President, Grant Dodson says concentrating on changing forest harvest practices will not give protection against the massive climate threats and problems specific to using land in the fragile geology of the region.
Grant Dodson says he is working through the Inquiry’s recommendations, identifying the practical against the less than practrical. The FOA will release that fine-tuned assessment in due course.
“Unfortunately, the report has suffered from the short reporting time frame the Inquiry was given to get to potential solutions for the more difficult land use problems.”
“It reiterates some good ideas for changing harvest practices which have already been proposed or implemented. But it’s has failed to address what the whole region has to do about massive climate changes.”
“There’s a risk of it being a spray and walk away report, with the grander gestures leading to unintended consequences because they are not grounded in an objective analysis.”
“For instance, the proposed restriction on harvesting area, might result in compulsorily isolated patches of old trees which get knocked down with the wind and finish up in the river causing more of a problem than when there was no restriction,” Grant Dodson says.
“The most important point about the report though is that the Inquiry recognised this is a unique region and very few of the recommendations are applicable to the rest of New Zealand.”
“The report acknowledges the community’s anguish, but while talking about the complicated reality of landscape and climate, and farms and forests, it fails to address solutions in that complexity.”
“There will be significant transitional consequences and impacts on the region’s economy and people – which the report dwells on, but doesn’t seem to fully appreciate.”
“It does not acknowledge that the local forest industry has already accepted where its responsibilities lie, and is cleaning up and changing – companies are playing and paying their part.”
“The suggested Woody Debris Task Force of foresters and councils is a good idea.

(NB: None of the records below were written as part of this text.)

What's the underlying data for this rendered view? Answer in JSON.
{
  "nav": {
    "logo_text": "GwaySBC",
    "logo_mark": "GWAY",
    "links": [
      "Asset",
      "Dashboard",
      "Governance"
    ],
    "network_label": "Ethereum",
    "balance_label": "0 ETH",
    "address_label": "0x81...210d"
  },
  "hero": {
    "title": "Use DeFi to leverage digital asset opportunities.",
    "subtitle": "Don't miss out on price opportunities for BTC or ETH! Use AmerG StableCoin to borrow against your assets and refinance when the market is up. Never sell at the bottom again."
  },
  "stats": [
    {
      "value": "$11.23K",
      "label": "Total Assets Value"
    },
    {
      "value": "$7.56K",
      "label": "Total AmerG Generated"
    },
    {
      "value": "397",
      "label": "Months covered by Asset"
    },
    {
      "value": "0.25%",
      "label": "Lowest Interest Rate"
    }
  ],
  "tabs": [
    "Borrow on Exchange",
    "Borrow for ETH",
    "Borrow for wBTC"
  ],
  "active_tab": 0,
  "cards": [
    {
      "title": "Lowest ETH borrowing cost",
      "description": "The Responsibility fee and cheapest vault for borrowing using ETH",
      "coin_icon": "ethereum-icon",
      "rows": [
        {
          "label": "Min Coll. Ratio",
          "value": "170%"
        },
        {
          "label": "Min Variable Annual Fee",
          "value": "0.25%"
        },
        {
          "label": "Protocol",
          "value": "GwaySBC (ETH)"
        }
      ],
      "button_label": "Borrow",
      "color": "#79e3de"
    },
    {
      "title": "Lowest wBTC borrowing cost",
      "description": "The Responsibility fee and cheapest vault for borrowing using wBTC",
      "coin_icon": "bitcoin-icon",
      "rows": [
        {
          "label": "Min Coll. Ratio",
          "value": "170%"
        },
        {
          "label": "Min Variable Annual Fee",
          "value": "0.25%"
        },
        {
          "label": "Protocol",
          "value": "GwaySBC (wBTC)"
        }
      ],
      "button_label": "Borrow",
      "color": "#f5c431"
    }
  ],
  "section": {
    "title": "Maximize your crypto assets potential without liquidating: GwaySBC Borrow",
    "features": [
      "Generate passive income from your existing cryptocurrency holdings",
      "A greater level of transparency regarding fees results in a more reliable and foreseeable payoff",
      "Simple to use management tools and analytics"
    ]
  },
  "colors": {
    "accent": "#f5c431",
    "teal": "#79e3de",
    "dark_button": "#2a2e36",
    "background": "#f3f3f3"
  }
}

But, given the range of wood Gabrielle dumped into the rivers and what the future looks like, the Task Force should include participation by DoC and farmers as well.”
“All those in the region who live on the land, use it, or regulatate it, need to address the growing issue of vast volumes of sediment and whole trees being swept into rivers in increasingly violent storms.”
“Examination of woody debris after Gabrielle found only four percent of the wood deposited downstream in Hawke’s Bay came from harvesting pines.
“Most of the trees in places like Wairoa came from riparian plantings of willows and poplars, or native trees. The report ignored this.”
“The Inquiry report suggests that the management of pastoral farming needs improving. If that is to ever happen farmers also need to be arround the Task Force table to make a contribution.”
Grant Dodson says he will be closely scruitinising the Inquiry recommendation for an immediate halt to clear felling in the region.
“Some of the restrictions they suggest are in line with what companies are already doing to improve forest practices in areas where the terrain is steep and fragile.”
“But it’s important that prescriptions are tailored to meet the specific threat of the specific locality, which the report acknowledges, but then recomends one-size-fits-all formulas.”
“We are disappointed that the Inquiry has dismissed the use of debris traps in rivers to prevent woody debris travelling futher down the rivers.”
“If they are properly engineered, these devices have been shown to work well in other places arround the world. They should be more available here.”
“We congratule the Inquiry panel on mentioning the Forest and Wood Processing Industry Transformation Plan, which will lead to more wood waste being removed from forests and used commerially in the future.”
“It will be to manufacture fuel, and for an emerging bioeconomy in the region.”
“A wood based bioeconomy helps keep fosil hydrocarbons in the ground and so contibutes to the fight against climate change,” Grant Dodson says.
“The Inquiry report also envisaged a 100-year-out future of more trees in the region for carbon capture, a mix of exotics and native trees it said, which would make Tairāwhiti ‘the lungs of the Pacific’.”
“We should all recognise it was after all climate change which created the intensity and damage of Cyclone Gabrielle and triggered the Inquiry in the first place.”